Designing a consumer liking study using prior sensory information: consumer segments and liking drivers from a study using a designed incomplete block design

Sara King/ September 20, 2012/ Poster/ 0 comments

Practical considerations often prevent all consumers from evaluating all products in a consumer liking study. A balanced incomplete block design is often used because its desirable properties facilitate statistical analyses. A consumer study (n=400) on 12 commercially available sliced white breads was planned to identify consumer segments, and the sensory properties that drive their hedonic responses. A sensory descriptive panel was used to perform descriptive analysis, yielding sensory profiles of the 12 breads. These sensory profiles were then used to construct a 12-present-6 designed incomplete block design. Subsets were composed to maximize sensory contrasts amongst products in the subset, with particular constraints. For example, to moderate the unbalancedness of the experimental design, no product was allowed to be evaluated more than twice as often as another product. Subsets of products were connected by the underlying sensory properties, rather than being evaluated in subsets containing each of the other samples an equal number of times. The subsets were constructed such that a 12-present-4 experiment was nested in the 12-present-6 experiment, and a 12-present-3 experiment was nested in the 12-present-4 experiment. Data were collected from consumers (n=400) and various cluster analyses were performed. Consumer segments were obtained and interpreted based on the mean liking score for each of the products and their sensory profiles. Model-based cluster analysis with one latent factor proposed a five-cluster solution. Nested designs were further analyzed to determine the loss that occurs with the decreased subset sizes, and indicate the stability of the solution. The approach described here is novel in that prior sensory information is utilized in a systematic way to produce nested designed incomplete block designs for the consumer study, which in turn provide a mechanism for determining the impact of decreased subset sizes on the analyses.

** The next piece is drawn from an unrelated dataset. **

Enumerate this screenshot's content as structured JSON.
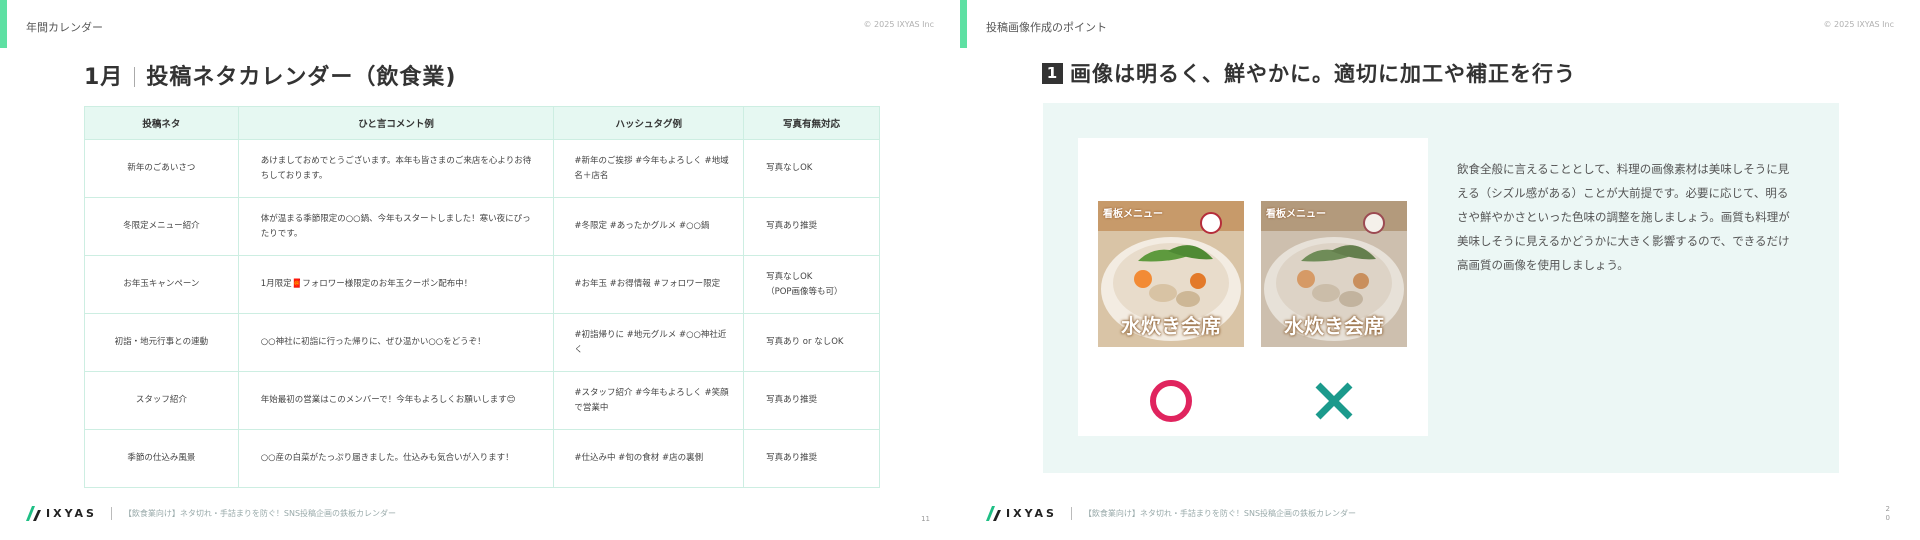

Findlay, C. J., Browne, R. P., McNicholas, P. D., Li, M., & Castura, J. C. (2012). Designing a consumer liking study using prior sensory information: Consumer segments and liking drivers from a study using a designed incomplete block design. In: A Sense of Inspiration: 5th European Conference on Sensory Consumer Science of Food and Beverages. 9-12 September. Bern, Switzerland.


Share this Post

Leave a Comment

Your email address will not be published. Required fields are marked *